A day in the life of Emmanuel Oyetunde Olaoti

IAS member and Senior Officer at the Society for Family Health (SFH) Nigeria

I coordinate the Global Fund Malaria project in Benue, Plateau and Nasarawa which are three states of North Central Nigeria. My organization, the Society for Family Health (SFH), is the principal recipient of the Round 8 grant of The Global Fund to Fight AIDS, Tuberculosis and Malaria for the private sector in Nigeria. Essentially, SFH works with government, civil society organizations, communities and partners to improve the health of the population through public health programmes. Main objectives of the programme are universal coverage of Long Lasting Insecticide Treated Nets, scaling up of malaria diagnosis, and general improvement of the treatment of malaria in Nigeria. I am the contact point between my organization and programme partners; I am also managing programme activities such as community mobilization, data quality audits, research and training.

Apart from this primary function, I contribute to my organization’s Sexual and Reproductive Health programmes by participating in community dialogues and organizational development trainings aimed at strengthening the capacity of indigenous non-governmental and community based organizations in Nigeria.

As I have a background as a trained Peer Educator, I dedicate my spare time mentoring young people and actively mobilize them for existing and potential opportunities.

A typical work day for me starts by mapping out my “to-do” list for the day and discussing the day’s plans with my supervisor. My day usually involves a series of routine oversight activities which include unscheduled visit to sub-recipients, random selection of health facilities to visit for price intelligence and on the spot data quality mentoring, data quality audits with sub-recipients, advocacy to religious/community leaders, governmental agencies and healthcare providers’ associations as well as monitoring of community mobilization activities. The day may include an attendance of the Roll Back Malaria Partners’ Meeting in one of the states I oversee or coordination of a training activity targeting healthcare providers. My work day ultimately ends with a review of the day’s activities.

Being at ICASA 2011 gave me the opportunity to share my experience with other participants and learn from them. I took maximum advantage of the high quality skills building sessions at the conference by making sure I attended at least one skills building session daily.
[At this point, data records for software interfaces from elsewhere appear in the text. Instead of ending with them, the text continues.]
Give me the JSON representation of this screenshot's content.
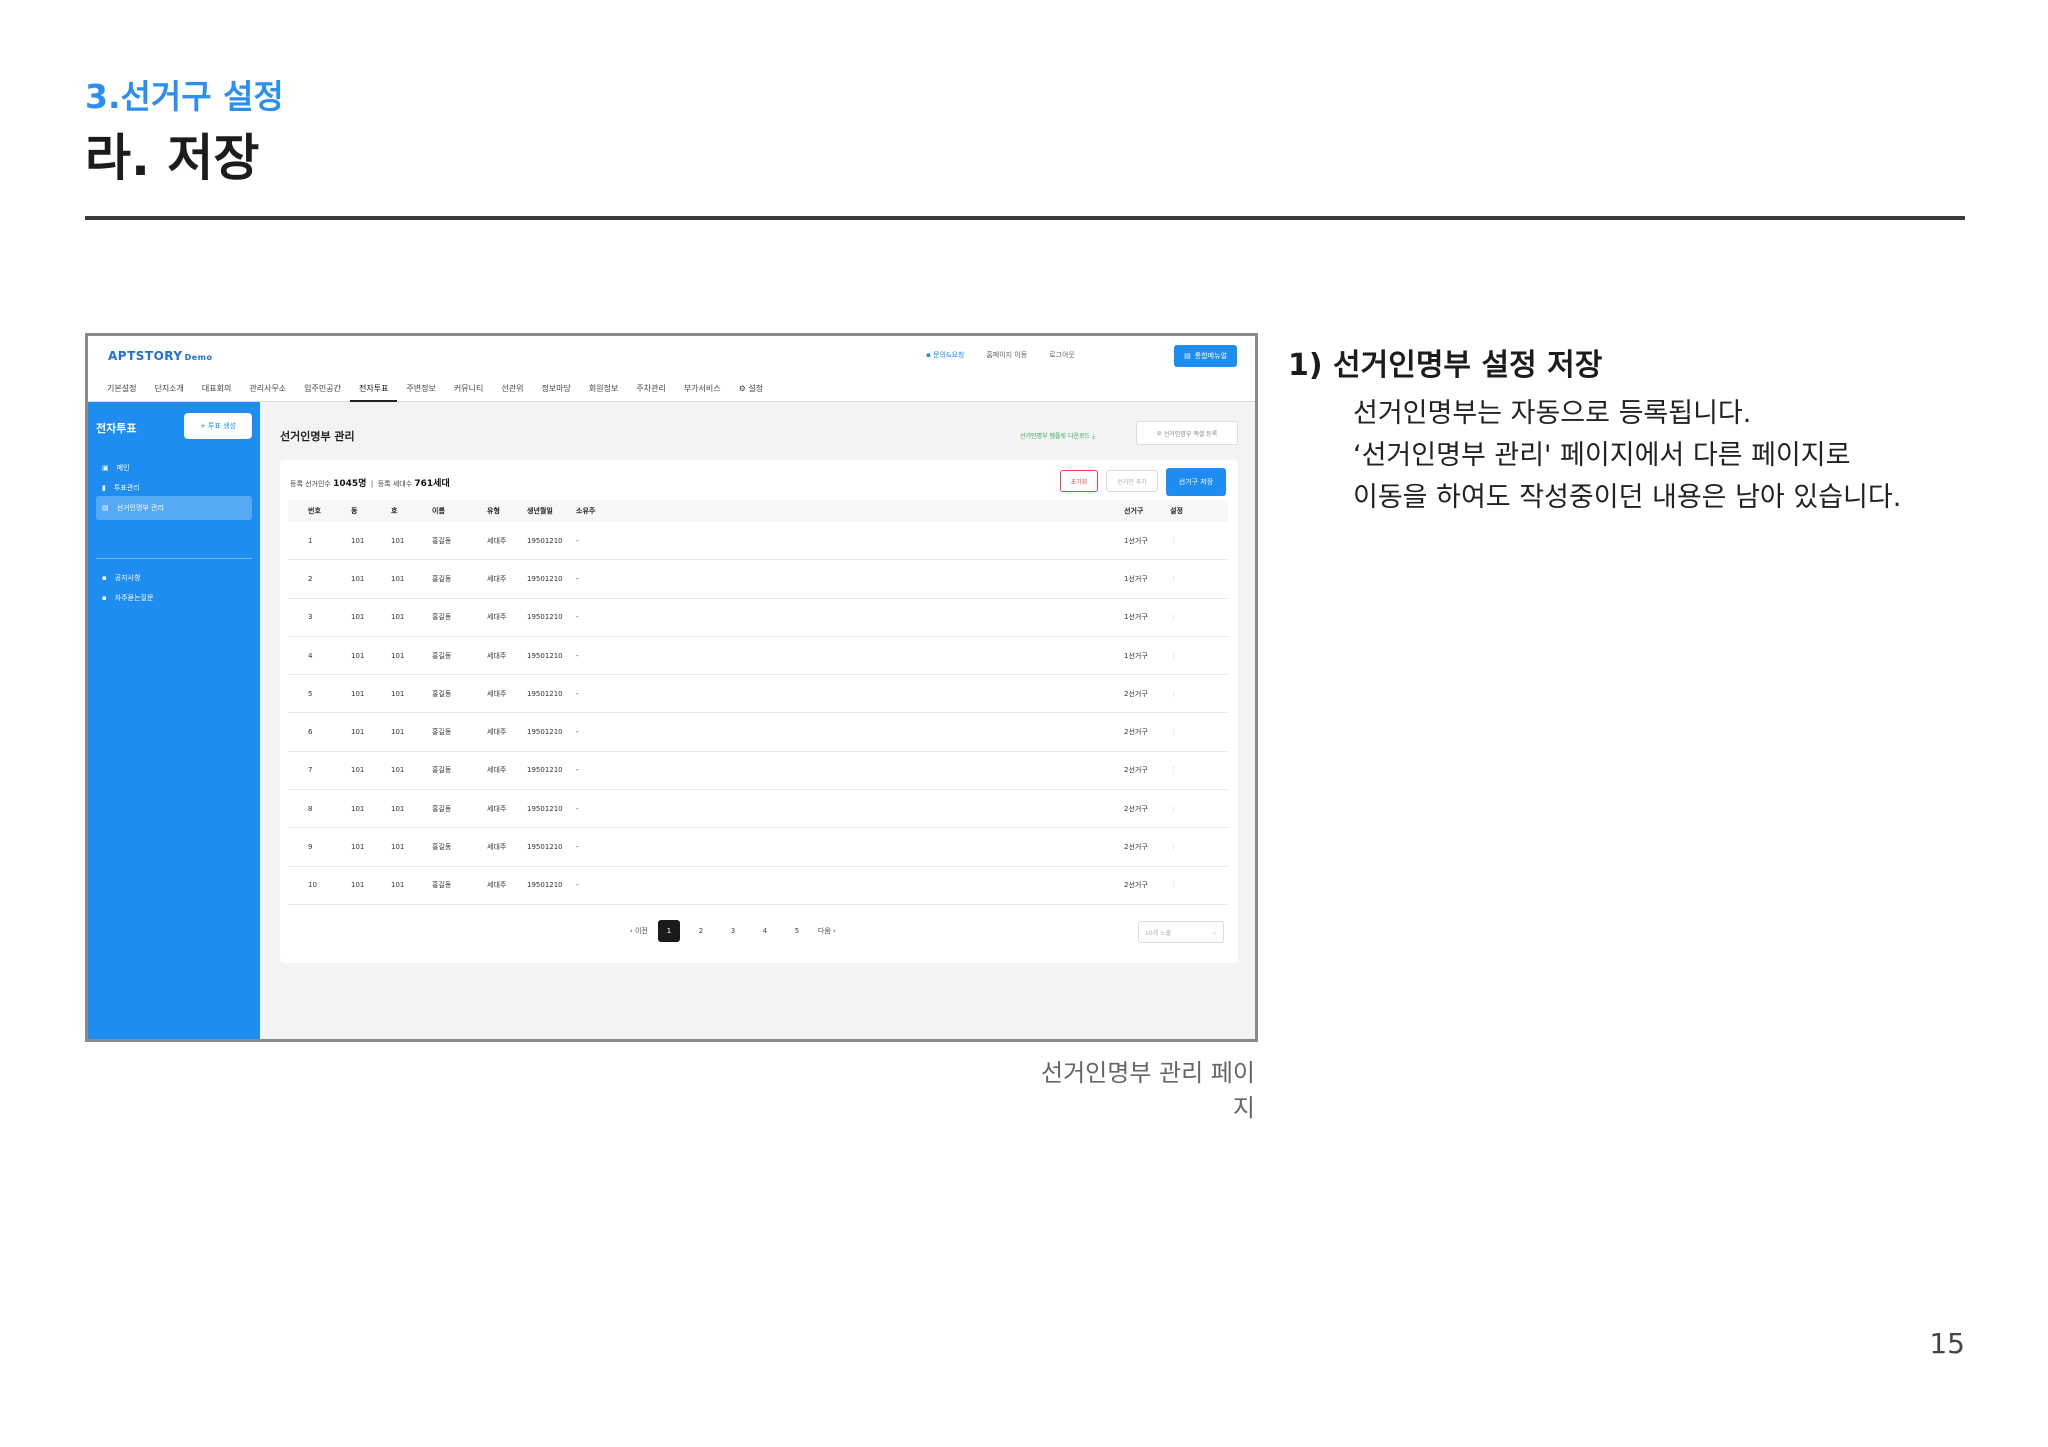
{
  "header": {
    "section": "3.선거구 설정",
    "title": "라. 저장"
  },
  "screenshot": {
    "logo": "APTSTORY",
    "logo_suffix": "Demo",
    "top_links": [
      "문의&요청",
      "홈페이지 이동",
      "로그아웃"
    ],
    "top_button": "통합메뉴얼",
    "menu": [
      "기본설정",
      "단지소개",
      "대표회의",
      "관리사무소",
      "입주민공간",
      "전자투표",
      "주변정보",
      "커뮤니티",
      "선관위",
      "정보마당",
      "회원정보",
      "주차관리",
      "부가서비스",
      "설정"
    ],
    "active_menu": "전자투표",
    "sidebar": {
      "title": "전자투표",
      "new_button": "+ 투표 생성",
      "items": [
        "메인",
        "투표관리",
        "선거인명부 관리",
        "공지사항",
        "자주묻는질문"
      ]
    },
    "content_title": "선거인명부 관리",
    "excel_link": "선거인명부 템플릿 다운로드",
    "register_button": "선거인명부 엑셀 등록",
    "stats": {
      "voters_label": "등록 선거인수",
      "voters_value": "1045명",
      "households_label": "등록 세대수",
      "households_value": "761세대"
    },
    "buttons": {
      "reset": "초기화",
      "add": "선거인 추가",
      "save": "선거구 저장"
    },
    "columns": [
      "번호",
      "동",
      "호",
      "이름",
      "유형",
      "생년월일",
      "소유주",
      "선거구",
      "설정"
    ],
    "rows": [
      [
        "1",
        "101",
        "101",
        "홍길동",
        "세대주",
        "19501210",
        "-",
        "1선거구"
      ],
      [
        "2",
        "101",
        "101",
        "홍길동",
        "세대주",
        "19501210",
        "-",
        "1선거구"
      ],
      [
        "3",
        "101",
        "101",
        "홍길동",
        "세대주",
        "19501210",
        "-",
        "1선거구"
      ],
      [
        "4",
        "101",
        "101",
        "홍길동",
        "세대주",
        "19501210",
        "-",
        "1선거구"
      ],
      [
        "5",
        "101",
        "101",
        "홍길동",
        "세대주",
        "19501210",
        "-",
        "2선거구"
      ],
      [
        "6",
        "101",
        "101",
        "홍길동",
        "세대주",
        "19501210",
        "-",
        "2선거구"
      ],
      [
        "7",
        "101",
        "101",
        "홍길동",
        "세대주",
        "19501210",
        "-",
        "2선거구"
      ],
      [
        "8",
        "101",
        "101",
        "홍길동",
        "세대주",
        "19501210",
        "-",
        "2선거구"
      ],
      [
        "9",
        "101",
        "101",
        "홍길동",
        "세대주",
        "19501210",
        "-",
        "2선거구"
      ],
      [
        "10",
        "101",
        "101",
        "홍길동",
        "세대주",
        "19501210",
        "-",
        "2선거구"
      ]
    ],
    "pagination": {
      "prev": "이전",
      "pages": [
        "1",
        "2",
        "3",
        "4",
        "5"
      ],
      "current": "1",
      "next": "다음"
    },
    "per_page": "10개 노출"
  },
  "caption": "선거인명부 관리 페이지",
  "description": {
    "title": "1) 선거인명부 설정 저장",
    "lines": [
      "선거인명부는 자동으로 등록됩니다.",
      "‘선거인명부 관리' 페이지에서 다른 페이지로",
      "이동을 하여도 작성중이던 내용은 남아 있습니다."
    ]
  },
  "page_number": "15"
}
I made very useful contacts I wouldn’t have made if I wasn’t at the conference and I had a ritual of not ending the day without visiting the Community Village, the IAS Booth and the Condomize Zone as I took special interest in activities holding in those centres. I was particularly elated to have been successful at mobilizing new members for the IAS. Finally, I ensured I had time to discover a little of the city of Addis Ababa…the aroma of the rich coffee, the flavours of local cuisine and the beautiful sights are still fresh in my memory.